▼

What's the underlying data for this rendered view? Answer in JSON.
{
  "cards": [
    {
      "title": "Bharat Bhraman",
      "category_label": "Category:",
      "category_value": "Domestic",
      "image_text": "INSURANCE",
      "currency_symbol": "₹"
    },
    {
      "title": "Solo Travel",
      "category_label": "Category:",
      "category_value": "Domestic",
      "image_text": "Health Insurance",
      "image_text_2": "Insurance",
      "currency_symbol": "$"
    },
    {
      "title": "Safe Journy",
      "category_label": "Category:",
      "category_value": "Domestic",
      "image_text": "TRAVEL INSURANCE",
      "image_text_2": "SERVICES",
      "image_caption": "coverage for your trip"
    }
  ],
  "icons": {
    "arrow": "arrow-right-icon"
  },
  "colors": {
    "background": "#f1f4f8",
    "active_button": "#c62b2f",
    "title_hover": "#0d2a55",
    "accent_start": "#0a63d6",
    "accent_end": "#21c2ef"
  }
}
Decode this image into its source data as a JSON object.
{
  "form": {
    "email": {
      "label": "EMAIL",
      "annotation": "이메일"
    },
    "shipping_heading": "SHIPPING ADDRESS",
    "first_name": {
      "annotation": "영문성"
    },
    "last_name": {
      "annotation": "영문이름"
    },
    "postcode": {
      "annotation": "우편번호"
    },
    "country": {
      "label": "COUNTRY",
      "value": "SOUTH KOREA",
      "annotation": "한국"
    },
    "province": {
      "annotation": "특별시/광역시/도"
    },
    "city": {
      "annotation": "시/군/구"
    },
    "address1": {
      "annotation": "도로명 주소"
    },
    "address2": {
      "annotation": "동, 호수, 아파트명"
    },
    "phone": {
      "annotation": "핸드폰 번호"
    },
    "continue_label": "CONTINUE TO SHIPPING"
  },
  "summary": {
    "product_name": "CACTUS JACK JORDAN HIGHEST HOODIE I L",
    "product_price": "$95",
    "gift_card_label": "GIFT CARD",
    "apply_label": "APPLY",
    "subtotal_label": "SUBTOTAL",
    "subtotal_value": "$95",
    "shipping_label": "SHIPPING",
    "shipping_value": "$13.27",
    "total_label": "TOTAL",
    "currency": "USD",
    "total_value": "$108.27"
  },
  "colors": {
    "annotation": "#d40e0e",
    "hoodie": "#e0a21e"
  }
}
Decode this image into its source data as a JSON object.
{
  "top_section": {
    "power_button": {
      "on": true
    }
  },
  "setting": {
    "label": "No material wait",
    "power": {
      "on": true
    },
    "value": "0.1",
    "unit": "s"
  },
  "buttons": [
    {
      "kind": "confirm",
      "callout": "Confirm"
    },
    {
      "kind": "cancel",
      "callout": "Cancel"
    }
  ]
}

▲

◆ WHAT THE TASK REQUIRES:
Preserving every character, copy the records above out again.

◆ FINAL ANSWER:
What's the underlying data for this rendered view? Answer in JSON.
{
  "cards": [
    {
      "title": "Bharat Bhraman",
      "category_label": "Category:",
      "category_value": "Domestic",
      "image_text": "INSURANCE",
      "currency_symbol": "₹"
    },
    {
      "title": "Solo Travel",
      "category_label": "Category:",
      "category_value": "Domestic",
      "image_text": "Health Insurance",
      "image_text_2": "Insurance",
      "currency_symbol": "$"
    },
    {
      "title": "Safe Journy",
      "category_label": "Category:",
      "category_value": "Domestic",
      "image_text": "TRAVEL INSURANCE",
      "image_text_2": "SERVICES",
      "image_caption": "coverage for your trip"
    }
  ],
  "icons": {
    "arrow": "arrow-right-icon"
  },
  "colors": {
    "background": "#f1f4f8",
    "active_button": "#c62b2f",
    "title_hover": "#0d2a55",
    "accent_start": "#0a63d6",
    "accent_end": "#21c2ef"
  }
}
Decode this image into its source data as a JSON object.
{
  "form": {
    "email": {
      "label": "EMAIL",
      "annotation": "이메일"
    },
    "shipping_heading": "SHIPPING ADDRESS",
    "first_name": {
      "annotation": "영문성"
    },
    "last_name": {
      "annotation": "영문이름"
    },
    "postcode": {
      "annotation": "우편번호"
    },
    "country": {
      "label": "COUNTRY",
      "value": "SOUTH KOREA",
      "annotation": "한국"
    },
    "province": {
      "annotation": "특별시/광역시/도"
    },
    "city": {
      "annotation": "시/군/구"
    },
    "address1": {
      "annotation": "도로명 주소"
    },
    "address2": {
      "annotation": "동, 호수, 아파트명"
    },
    "phone": {
      "annotation": "핸드폰 번호"
    },
    "continue_label": "CONTINUE TO SHIPPING"
  },
  "summary": {
    "product_name": "CACTUS JACK JORDAN HIGHEST HOODIE I L",
    "product_price": "$95",
    "gift_card_label": "GIFT CARD",
    "apply_label": "APPLY",
    "subtotal_label": "SUBTOTAL",
    "subtotal_value": "$95",
    "shipping_label": "SHIPPING",
    "shipping_value": "$13.27",
    "total_label": "TOTAL",
    "currency": "USD",
    "total_value": "$108.27"
  },
  "colors": {
    "annotation": "#d40e0e",
    "hoodie": "#e0a21e"
  }
}
Decode this image into its source data as a JSON object.
{
  "top_section": {
    "power_button": {
      "on": true
    }
  },
  "setting": {
    "label": "No material wait",
    "power": {
      "on": true
    },
    "value": "0.1",
    "unit": "s"
  },
  "buttons": [
    {
      "kind": "confirm",
      "callout": "Confirm"
    },
    {
      "kind": "cancel",
      "callout": "Cancel"
    }
  ]
}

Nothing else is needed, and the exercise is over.